* Directions for this task *
Produce the records again in full, exactly as shown below.

[Start of section]

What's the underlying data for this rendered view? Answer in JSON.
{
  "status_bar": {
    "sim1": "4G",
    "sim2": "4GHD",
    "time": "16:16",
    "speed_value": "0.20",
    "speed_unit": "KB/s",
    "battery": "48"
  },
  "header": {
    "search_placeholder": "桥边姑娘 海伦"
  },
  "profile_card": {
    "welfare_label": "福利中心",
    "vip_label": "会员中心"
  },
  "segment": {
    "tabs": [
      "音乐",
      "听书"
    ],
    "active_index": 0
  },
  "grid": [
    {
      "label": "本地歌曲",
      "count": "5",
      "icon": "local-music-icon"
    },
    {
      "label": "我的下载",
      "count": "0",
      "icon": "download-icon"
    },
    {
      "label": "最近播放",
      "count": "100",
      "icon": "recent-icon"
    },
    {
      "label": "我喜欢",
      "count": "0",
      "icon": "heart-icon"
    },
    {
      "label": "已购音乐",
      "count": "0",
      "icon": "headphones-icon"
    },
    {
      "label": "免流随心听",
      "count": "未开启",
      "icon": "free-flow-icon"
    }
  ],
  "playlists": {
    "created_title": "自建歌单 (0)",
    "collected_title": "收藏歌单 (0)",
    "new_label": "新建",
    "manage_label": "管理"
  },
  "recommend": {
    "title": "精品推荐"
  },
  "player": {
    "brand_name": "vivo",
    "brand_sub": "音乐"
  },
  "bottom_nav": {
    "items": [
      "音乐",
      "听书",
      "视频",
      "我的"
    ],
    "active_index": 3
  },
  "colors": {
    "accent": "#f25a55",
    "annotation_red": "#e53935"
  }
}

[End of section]

* Result *
What's the underlying data for this rendered view? Answer in JSON.
{
  "status_bar": {
    "sim1": "4G",
    "sim2": "4GHD",
    "time": "16:16",
    "speed_value": "0.20",
    "speed_unit": "KB/s",
    "battery": "48"
  },
  "header": {
    "search_placeholder": "桥边姑娘 海伦"
  },
  "profile_card": {
    "welfare_label": "福利中心",
    "vip_label": "会员中心"
  },
  "segment": {
    "tabs": [
      "音乐",
      "听书"
    ],
    "active_index": 0
  },
  "grid": [
    {
      "label": "本地歌曲",
      "count": "5",
      "icon": "local-music-icon"
    },
    {
      "label": "我的下载",
      "count": "0",
      "icon": "download-icon"
    },
    {
      "label": "最近播放",
      "count": "100",
      "icon": "recent-icon"
    },
    {
      "label": "我喜欢",
      "count": "0",
      "icon": "heart-icon"
    },
    {
      "label": "已购音乐",
      "count": "0",
      "icon": "headphones-icon"
    },
    {
      "label": "免流随心听",
      "count": "未开启",
      "icon": "free-flow-icon"
    }
  ],
  "playlists": {
    "created_title": "自建歌单 (0)",
    "collected_title": "收藏歌单 (0)",
    "new_label": "新建",
    "manage_label": "管理"
  },
  "recommend": {
    "title": "精品推荐"
  },
  "player": {
    "brand_name": "vivo",
    "brand_sub": "音乐"
  },
  "bottom_nav": {
    "items": [
      "音乐",
      "听书",
      "视频",
      "我的"
    ],
    "active_index": 3
  },
  "colors": {
    "accent": "#f25a55",
    "annotation_red": "#e53935"
  }
}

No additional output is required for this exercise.